Entries from a dataset of interfaces
★ ★ ★

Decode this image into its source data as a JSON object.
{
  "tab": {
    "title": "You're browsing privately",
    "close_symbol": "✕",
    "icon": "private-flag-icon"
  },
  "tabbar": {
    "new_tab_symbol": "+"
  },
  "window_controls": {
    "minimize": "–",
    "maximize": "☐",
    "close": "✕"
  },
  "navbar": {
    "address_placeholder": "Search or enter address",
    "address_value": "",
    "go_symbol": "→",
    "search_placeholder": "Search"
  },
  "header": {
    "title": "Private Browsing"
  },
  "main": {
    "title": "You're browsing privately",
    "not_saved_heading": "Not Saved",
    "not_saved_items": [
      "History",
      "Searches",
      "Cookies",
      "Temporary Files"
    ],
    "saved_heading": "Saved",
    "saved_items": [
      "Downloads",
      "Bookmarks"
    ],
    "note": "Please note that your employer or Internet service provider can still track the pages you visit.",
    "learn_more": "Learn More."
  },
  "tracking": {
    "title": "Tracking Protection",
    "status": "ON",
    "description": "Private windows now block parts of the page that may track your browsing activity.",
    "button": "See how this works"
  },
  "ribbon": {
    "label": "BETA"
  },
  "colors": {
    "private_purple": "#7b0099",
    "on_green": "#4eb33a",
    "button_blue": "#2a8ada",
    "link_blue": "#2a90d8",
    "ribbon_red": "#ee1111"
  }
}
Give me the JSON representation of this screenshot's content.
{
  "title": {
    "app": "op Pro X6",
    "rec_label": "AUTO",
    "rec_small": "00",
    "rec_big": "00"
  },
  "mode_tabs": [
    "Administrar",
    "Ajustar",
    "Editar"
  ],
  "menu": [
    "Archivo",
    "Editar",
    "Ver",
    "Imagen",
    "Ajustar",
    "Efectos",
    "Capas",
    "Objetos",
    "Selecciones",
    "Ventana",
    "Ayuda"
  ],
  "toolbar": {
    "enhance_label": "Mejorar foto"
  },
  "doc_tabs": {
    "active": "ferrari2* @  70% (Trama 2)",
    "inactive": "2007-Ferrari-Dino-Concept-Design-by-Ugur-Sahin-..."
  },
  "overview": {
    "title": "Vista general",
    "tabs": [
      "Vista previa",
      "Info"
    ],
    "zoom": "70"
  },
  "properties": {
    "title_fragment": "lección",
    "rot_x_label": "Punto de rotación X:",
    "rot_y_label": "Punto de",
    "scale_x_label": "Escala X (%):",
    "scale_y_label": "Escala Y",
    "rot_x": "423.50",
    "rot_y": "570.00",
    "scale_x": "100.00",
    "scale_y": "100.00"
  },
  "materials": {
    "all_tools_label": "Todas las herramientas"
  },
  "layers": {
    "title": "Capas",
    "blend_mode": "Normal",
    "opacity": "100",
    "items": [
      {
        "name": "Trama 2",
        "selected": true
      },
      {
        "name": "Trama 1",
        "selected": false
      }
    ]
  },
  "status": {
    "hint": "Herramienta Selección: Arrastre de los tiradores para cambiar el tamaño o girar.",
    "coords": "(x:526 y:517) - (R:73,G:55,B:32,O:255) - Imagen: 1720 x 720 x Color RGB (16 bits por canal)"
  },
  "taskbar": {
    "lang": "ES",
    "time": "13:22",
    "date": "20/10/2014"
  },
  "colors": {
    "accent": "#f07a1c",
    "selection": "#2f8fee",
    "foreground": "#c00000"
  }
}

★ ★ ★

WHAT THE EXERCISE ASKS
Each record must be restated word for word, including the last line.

SOLUTION TO THIS EXERCISE
Decode this image into its source data as a JSON object.
{
  "tab": {
    "title": "You're browsing privately",
    "close_symbol": "✕",
    "icon": "private-flag-icon"
  },
  "tabbar": {
    "new_tab_symbol": "+"
  },
  "window_controls": {
    "minimize": "–",
    "maximize": "☐",
    "close": "✕"
  },
  "navbar": {
    "address_placeholder": "Search or enter address",
    "address_value": "",
    "go_symbol": "→",
    "search_placeholder": "Search"
  },
  "header": {
    "title": "Private Browsing"
  },
  "main": {
    "title": "You're browsing privately",
    "not_saved_heading": "Not Saved",
    "not_saved_items": [
      "History",
      "Searches",
      "Cookies",
      "Temporary Files"
    ],
    "saved_heading": "Saved",
    "saved_items": [
      "Downloads",
      "Bookmarks"
    ],
    "note": "Please note that your employer or Internet service provider can still track the pages you visit.",
    "learn_more": "Learn More."
  },
  "tracking": {
    "title": "Tracking Protection",
    "status": "ON",
    "description": "Private windows now block parts of the page that may track your browsing activity.",
    "button": "See how this works"
  },
  "ribbon": {
    "label": "BETA"
  },
  "colors": {
    "private_purple": "#7b0099",
    "on_green": "#4eb33a",
    "button_blue": "#2a8ada",
    "link_blue": "#2a90d8",
    "ribbon_red": "#ee1111"
  }
}
Give me the JSON representation of this screenshot's content.
{
  "title": {
    "app": "op Pro X6",
    "rec_label": "AUTO",
    "rec_small": "00",
    "rec_big": "00"
  },
  "mode_tabs": [
    "Administrar",
    "Ajustar",
    "Editar"
  ],
  "menu": [
    "Archivo",
    "Editar",
    "Ver",
    "Imagen",
    "Ajustar",
    "Efectos",
    "Capas",
    "Objetos",
    "Selecciones",
    "Ventana",
    "Ayuda"
  ],
  "toolbar": {
    "enhance_label": "Mejorar foto"
  },
  "doc_tabs": {
    "active": "ferrari2* @  70% (Trama 2)",
    "inactive": "2007-Ferrari-Dino-Concept-Design-by-Ugur-Sahin-..."
  },
  "overview": {
    "title": "Vista general",
    "tabs": [
      "Vista previa",
      "Info"
    ],
    "zoom": "70"
  },
  "properties": {
    "title_fragment": "lección",
    "rot_x_label": "Punto de rotación X:",
    "rot_y_label": "Punto de",
    "scale_x_label": "Escala X (%):",
    "scale_y_label": "Escala Y",
    "rot_x": "423.50",
    "rot_y": "570.00",
    "scale_x": "100.00",
    "scale_y": "100.00"
  },
  "materials": {
    "all_tools_label": "Todas las herramientas"
  },
  "layers": {
    "title": "Capas",
    "blend_mode": "Normal",
    "opacity": "100",
    "items": [
      {
        "name": "Trama 2",
        "selected": true
      },
      {
        "name": "Trama 1",
        "selected": false
      }
    ]
  },
  "status": {
    "hint": "Herramienta Selección: Arrastre de los tiradores para cambiar el tamaño o girar.",
    "coords": "(x:526 y:517) - (R:73,G:55,B:32,O:255) - Imagen: 1720 x 720 x Color RGB (16 bits por canal)"
  },
  "taskbar": {
    "lang": "ES",
    "time": "13:22",
    "date": "20/10/2014"
  },
  "colors": {
    "accent": "#f07a1c",
    "selection": "#2f8fee",
    "foreground": "#c00000"
  }
}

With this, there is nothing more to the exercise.